This article is for those of you who either feel “terrified”, or maybe just simply “at a loss” when it comes to integrating the arts into your study circles. You know that we are urged by the Ruhi Institute to “include artistic endeavours in the activity of every study circle”, and that we should not think of these endeavours as “entertainment or as an extracurricular activity…but as an essential element enhancing the spiritual development of the participants”.1
But how do we do this when we don’t feel necessarily musical, artistic, or dramatic?
The good news: as a tutor, it’s not about you! Or your artistic skills (or conceived lack thereof)! You have the spiritual bounty to accompany your participants, but not to parent them or provide entertainment. Crowdsource your study circles’ creative side. Don’t hesitate — start at your first gathering by having the participants read some quotes about the importance of the arts in the study circle, discussing some relevant questions that you’ve sourced from Unit 3, Section 1 of Book 7 about the arts. Have the participants share what types of creative outlets they do or enjoy. If no one feels they have any “experience”, expand the brainstorm to include what types of art they see in their community and surrounds, or people they may know—these people may end up serving as future “guest artists”! Once you have a list of your study circles artistic skills and resources, you can discuss with your group about how these can be integrated into your study.
Does it Reinforce the Ideas Being Covered in the Material? How?
Ask yourself and others this question when accompanying study circle participants, or guest artists, and in planning your artistic endeavours. Some material in the book you are studying may lend itself more easily to a visual arts project, song, or drama. Other times, you may feel challenged to integrate something artistic into a particular section of your study. By continually asking this question, you can work toward ensuring the coherence of your study, service, and artistic efforts—and avoid undertaking activities that study circle participants feel are merely extracurricular, or even worse, a waste of time.
Go Back to Basics
The Universal House of Justice stated in its letter of 12 December 2011:
…new elements of culture will evolve over time as people hailing from every human group, inspired by the Revelation of Baha’u’llah, give expression to patterns of thought and action engendered by His teachings, in part through artistic and literary works.
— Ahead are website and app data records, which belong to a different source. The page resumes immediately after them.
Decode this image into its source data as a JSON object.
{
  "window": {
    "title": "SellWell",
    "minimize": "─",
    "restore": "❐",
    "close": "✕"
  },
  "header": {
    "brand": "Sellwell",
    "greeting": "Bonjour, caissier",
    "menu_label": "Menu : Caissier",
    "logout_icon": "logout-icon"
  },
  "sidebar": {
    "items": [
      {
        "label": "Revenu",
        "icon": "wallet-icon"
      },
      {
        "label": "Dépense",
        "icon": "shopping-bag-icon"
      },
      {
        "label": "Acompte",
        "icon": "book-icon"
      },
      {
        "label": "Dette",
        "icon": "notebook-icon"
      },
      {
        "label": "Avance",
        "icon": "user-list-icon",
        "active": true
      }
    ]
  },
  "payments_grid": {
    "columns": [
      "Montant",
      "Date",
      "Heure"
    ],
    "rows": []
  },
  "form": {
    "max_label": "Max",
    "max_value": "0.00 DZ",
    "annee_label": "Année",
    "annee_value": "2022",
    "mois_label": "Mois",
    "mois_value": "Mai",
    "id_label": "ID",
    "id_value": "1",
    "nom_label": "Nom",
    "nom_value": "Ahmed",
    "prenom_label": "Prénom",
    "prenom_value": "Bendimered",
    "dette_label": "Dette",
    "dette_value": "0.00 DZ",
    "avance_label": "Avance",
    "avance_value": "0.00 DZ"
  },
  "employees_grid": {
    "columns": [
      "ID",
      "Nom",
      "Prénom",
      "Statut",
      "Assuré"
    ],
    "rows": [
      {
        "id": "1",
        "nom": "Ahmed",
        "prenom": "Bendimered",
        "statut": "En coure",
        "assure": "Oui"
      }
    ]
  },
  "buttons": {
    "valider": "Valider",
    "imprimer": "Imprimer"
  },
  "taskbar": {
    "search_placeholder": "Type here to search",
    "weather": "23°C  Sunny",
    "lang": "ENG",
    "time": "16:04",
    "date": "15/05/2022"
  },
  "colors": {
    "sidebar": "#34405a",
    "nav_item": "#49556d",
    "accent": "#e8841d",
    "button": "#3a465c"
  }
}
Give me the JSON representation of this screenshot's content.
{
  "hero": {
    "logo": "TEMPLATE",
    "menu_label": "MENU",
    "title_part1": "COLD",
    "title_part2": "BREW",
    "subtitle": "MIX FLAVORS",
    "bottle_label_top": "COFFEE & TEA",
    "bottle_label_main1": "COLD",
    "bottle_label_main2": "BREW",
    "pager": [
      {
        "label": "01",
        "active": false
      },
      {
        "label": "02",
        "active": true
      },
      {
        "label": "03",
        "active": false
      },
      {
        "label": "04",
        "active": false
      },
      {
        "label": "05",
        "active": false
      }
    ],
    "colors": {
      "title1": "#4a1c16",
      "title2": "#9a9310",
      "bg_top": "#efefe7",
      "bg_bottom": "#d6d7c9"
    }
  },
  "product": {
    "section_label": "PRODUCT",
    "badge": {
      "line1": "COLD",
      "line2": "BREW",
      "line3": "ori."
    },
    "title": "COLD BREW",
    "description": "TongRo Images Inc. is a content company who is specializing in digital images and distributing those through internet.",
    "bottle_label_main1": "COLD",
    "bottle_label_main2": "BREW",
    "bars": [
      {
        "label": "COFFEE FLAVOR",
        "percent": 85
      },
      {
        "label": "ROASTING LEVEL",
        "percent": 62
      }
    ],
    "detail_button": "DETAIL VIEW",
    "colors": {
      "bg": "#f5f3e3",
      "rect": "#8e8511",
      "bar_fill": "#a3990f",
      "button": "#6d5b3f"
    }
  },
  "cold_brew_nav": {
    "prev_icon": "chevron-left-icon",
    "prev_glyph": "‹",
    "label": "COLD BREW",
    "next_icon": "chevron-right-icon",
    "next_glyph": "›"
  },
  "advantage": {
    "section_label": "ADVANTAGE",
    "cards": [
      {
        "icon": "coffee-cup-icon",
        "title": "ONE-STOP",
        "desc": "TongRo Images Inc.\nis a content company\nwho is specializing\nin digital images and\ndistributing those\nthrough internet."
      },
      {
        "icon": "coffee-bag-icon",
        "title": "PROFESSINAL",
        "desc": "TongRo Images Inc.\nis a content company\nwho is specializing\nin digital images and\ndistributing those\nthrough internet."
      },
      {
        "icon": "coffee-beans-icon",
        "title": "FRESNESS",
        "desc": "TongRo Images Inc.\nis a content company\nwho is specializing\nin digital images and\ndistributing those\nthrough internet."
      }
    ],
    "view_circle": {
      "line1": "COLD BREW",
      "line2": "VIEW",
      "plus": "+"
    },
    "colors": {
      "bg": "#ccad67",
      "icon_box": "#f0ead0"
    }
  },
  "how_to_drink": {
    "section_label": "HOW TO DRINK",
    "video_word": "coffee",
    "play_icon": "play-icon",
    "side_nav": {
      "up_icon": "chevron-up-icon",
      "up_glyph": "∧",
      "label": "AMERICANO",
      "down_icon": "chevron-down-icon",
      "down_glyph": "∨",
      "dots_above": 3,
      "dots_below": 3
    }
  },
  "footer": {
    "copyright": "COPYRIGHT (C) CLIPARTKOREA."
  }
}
It is with such considerations in mind that we welcome the decision of the Ruhi Institute, in formulating its courses, to leave for the friends to address locally issues related to artistic activity….We long to see, for instance, the emergence of captivating songs from every part of the world, in every language, that will impress upon the consciousness of the young the profound concepts enshrined in the Baha’i teachings.
We’ve all experienced being in a study circle that just happens to have a master storyteller, professional visual artist, or the one person in the community who isn’t afraid to lead others in song. What a relief! We sit back and let those friends add to our study circles artistic side, checking the “arts in study circle” box off in our heads. Or, we’ve been in a study circle where every single person swears they’ve never even so much as drawn a stick figure, or hummed along with music in the privacy of their own room. So, the idea of creating artistic, literary works, or “captivating songs” can seem just a bit out of reach.
Luckily, and probably not just by chance, although the Institute has “[left] for the friends to address locally issues related to artistic activity”, this is not to say that the existing Institute materials themselves are devoid of songs, drama, stories, and quotes ripe with imagery. Elements of any book can be integrated to enhance the experience of another, no matter whether it’s a “preview of things to come”, or serves as a “review”. Songs from Book 3’s Childrens Class materials can be taught and sung in your Book 1, for example, and can serve as a great way to introduce the idea early on that Book 1 is part of a series of courses, and provides the base for future services to be undertaken (like a children’s class). Stories from Book 4 can be artfully integrated into the study of other books as well, with just a bit of preparation by the tutor or participant to find an appropriate section in which to share it. Use the artistic resources already embedded in the institute not only to lay the groundwork for future creative works, but to familiarize the participants with the content and action components of other books in the Institute.
Record and Reflect
Each study circle you tutor will be a learning experience, so don’t lose that learning to the wind! Write it down. Record briefly, and soon after each section, whatever you think will be helpful to you in future. I’ve found it helpful not only to record attendance and sections covered (to facilitate “makeups”), but also what the artistic activity was, what section it was related to, and who facilitated it. This is helpful for future study circles, when you want to suggest “that cool arts project so-and-so did with us”, but can’t remember the details well enough to facilitate the same activity yourself. If it’s recorded (with dates!), you will be able to find what you’re looking for, or at least know who to ask.
View the few minutes you take to record and reflect on your activities through the different books and throughout time as a part of becoming a well prepared human resource at the grassroots.
Art is, Simply, Everywhere
It is natural for the heart and spirit to take pleasure and enjoyment in all things that show forth symmetry, harmony and perfection.2
Art is, simply, everywhere. And all people, whether they consider themselves “artistic”, “creative” or “not”, have experienced the pleasure of seeing or experiencing something beautiful. By expanding our definition of art to include this natural impulse and attraction, we can rest assured that even our simplest efforts to “include artistic endeavours in the activity of every study circle” can become, in themselves, works of art.